whether they make the cover or not, they stay on the Rated column for a long time, which gets more eyes on them. if they're controversial, all the better. and i daresay the mgmt loves that there are that many eyes and clicks on the site while sparing space on the cover for non-meta pieces. (though the recent covers have had so much actual crap among the few good pieces that maybe *now*'s your chance, mishima!) interesting stuff here.
Here here!!!
Well said! I expect to see this on the cover tomorrow!!!! Do you think they will ever recognize fiction Friday posts or poetry as cover worthy?
Except for this one, I guess people are tired of meta for meta's sake. For now.
"As long as OS remains so incestuous it will not be as good as it could be."

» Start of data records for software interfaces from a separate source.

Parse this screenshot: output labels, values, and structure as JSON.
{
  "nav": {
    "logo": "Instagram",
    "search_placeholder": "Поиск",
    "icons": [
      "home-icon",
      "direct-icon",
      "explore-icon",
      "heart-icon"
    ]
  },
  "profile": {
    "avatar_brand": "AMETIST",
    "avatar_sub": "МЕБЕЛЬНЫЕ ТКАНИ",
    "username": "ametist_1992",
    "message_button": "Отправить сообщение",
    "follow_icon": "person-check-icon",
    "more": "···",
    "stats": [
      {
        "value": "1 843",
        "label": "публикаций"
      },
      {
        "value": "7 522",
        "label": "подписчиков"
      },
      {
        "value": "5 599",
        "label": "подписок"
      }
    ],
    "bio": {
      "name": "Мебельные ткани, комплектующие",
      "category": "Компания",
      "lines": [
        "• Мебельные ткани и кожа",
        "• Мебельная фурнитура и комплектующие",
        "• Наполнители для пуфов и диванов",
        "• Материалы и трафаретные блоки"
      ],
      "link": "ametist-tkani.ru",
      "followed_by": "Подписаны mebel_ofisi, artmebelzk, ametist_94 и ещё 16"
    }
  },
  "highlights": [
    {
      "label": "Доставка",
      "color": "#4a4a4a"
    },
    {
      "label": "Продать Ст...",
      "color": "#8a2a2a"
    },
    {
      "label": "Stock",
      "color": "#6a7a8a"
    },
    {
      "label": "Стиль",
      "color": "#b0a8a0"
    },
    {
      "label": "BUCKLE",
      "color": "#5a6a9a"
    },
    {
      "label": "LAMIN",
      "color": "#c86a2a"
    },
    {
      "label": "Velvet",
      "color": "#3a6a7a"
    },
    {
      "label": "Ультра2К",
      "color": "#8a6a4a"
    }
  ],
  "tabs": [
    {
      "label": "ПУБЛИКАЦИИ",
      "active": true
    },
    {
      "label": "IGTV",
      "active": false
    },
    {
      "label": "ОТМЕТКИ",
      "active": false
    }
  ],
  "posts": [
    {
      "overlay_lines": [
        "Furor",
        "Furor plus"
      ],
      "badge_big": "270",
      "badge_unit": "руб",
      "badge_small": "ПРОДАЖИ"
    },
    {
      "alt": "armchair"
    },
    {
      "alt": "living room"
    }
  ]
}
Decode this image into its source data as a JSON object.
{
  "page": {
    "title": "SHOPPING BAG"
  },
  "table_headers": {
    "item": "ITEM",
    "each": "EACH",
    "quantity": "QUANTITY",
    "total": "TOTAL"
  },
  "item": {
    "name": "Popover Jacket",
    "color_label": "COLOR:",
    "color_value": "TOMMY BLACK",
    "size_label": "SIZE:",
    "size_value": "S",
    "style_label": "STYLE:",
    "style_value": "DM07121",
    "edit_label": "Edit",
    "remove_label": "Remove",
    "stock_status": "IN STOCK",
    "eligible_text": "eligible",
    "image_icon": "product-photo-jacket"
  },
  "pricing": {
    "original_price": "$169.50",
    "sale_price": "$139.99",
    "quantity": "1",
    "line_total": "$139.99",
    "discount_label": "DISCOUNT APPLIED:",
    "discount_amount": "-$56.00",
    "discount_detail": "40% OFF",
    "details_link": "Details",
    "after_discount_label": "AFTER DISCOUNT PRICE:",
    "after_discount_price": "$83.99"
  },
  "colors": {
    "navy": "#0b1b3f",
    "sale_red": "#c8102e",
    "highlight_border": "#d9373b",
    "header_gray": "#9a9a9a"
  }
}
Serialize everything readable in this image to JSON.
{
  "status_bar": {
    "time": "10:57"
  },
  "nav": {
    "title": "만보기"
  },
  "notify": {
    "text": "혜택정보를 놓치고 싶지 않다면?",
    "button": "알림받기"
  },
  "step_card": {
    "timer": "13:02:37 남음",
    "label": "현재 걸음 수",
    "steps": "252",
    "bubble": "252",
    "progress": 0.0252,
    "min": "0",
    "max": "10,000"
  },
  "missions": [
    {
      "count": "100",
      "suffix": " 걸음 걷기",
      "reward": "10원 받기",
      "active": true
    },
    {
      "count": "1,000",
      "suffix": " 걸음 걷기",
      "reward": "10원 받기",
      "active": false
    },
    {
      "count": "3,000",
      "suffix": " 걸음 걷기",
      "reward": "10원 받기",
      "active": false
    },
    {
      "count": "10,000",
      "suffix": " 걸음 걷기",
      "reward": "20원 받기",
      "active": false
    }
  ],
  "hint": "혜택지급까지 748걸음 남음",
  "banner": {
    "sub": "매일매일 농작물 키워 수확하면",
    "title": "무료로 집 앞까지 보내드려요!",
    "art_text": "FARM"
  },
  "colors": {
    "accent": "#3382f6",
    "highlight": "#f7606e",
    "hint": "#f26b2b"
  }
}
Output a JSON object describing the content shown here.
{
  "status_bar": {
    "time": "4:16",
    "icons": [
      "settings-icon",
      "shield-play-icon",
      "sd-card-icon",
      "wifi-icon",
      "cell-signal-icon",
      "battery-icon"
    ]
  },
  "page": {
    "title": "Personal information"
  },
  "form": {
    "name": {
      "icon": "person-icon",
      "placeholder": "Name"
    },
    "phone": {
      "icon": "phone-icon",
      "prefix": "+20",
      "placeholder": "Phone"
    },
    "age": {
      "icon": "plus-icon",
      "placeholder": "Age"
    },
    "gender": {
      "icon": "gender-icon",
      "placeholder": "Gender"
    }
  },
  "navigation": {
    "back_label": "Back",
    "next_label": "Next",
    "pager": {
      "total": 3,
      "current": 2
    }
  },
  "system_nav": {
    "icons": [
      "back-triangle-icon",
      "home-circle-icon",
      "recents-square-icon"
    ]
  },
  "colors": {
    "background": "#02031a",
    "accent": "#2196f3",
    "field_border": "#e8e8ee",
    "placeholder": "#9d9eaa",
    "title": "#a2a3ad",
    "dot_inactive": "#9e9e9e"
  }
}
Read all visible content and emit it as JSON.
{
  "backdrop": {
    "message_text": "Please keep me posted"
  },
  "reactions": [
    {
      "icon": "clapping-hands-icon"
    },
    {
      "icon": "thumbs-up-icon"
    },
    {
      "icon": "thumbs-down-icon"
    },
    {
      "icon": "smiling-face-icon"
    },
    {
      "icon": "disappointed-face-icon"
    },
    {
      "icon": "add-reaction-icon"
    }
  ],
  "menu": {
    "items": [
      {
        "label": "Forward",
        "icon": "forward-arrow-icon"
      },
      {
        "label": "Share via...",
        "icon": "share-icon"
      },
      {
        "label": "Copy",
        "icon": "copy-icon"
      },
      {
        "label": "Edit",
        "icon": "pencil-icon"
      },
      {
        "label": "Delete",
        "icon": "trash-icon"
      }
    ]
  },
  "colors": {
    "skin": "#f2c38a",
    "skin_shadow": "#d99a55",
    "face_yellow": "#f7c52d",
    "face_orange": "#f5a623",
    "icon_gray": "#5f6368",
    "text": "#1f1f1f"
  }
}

Exactly what I meant too only he could have put it so bluntly being one you I guess :) and you wdnt mind it coming from him :)

As for meta appealing to outsiders or not, Gabby, yes, meta is of universal appeal. I had come in here attracted by one of them :) and then when I tried to comment had found I needed to start an account and so I had to, to continue reading who I had come here to read
and that's one way spam out here is born, bec to engage or participate they force you to open accounts.
I admit to being a whore for meta posts - and i can always lick my finger and stick it up into the wind when I feel a dust up coming on. It's all cyclical.
I especially enjoyed your ham radio description and analogy.
Other Meta categories include Heavy Meta, Soft Meta, Nu Meta, Thrash Meta, Glam Meta and Death Meta. With roots in Blues and Psychedelic Rock, OS posters that create Meta posts have developed a thick, massive writing style, characterized by highly amplified distortion, extended rant solos, emphatic point-making, and overall loudness, a style generally associated with a raging machismo.
laugh, amen M. Chariot :D
(that applies to those of us women who dabble in the fray as well...testosterone is not just for boys!)
Nice meta, mishima!

Never a single meta post about writing itself or even meta comments on writing or the thought process it involves etc

Rolling, you might find this old post interesting; some professional writers and editors contributed comments about the writing process. Such posts have appeared now and then in the past, and they've been very helpful for me.
Rob thank you - the date June 2010. Onerarepiece :)
26 ratings. Maybe I should make a metapost about your metapost about metaposts.
Hey this is good. Thanks and congrats on that meta post of yours...
Rated with an Ug.
Useful information, now i know what the 'pros' are talking about.
Since this genre is relatively new and is only represented by a small number of artists, the need for an entirely independent classification of music has occasionally been questioned by music reviewers and listeners. As a label, some see post-metal as redundant, since some bands listed as post-metal contain many elements similar to doom metal, progressive metal, sludge metal, and stoner metal.-
Marla Ahlgrimm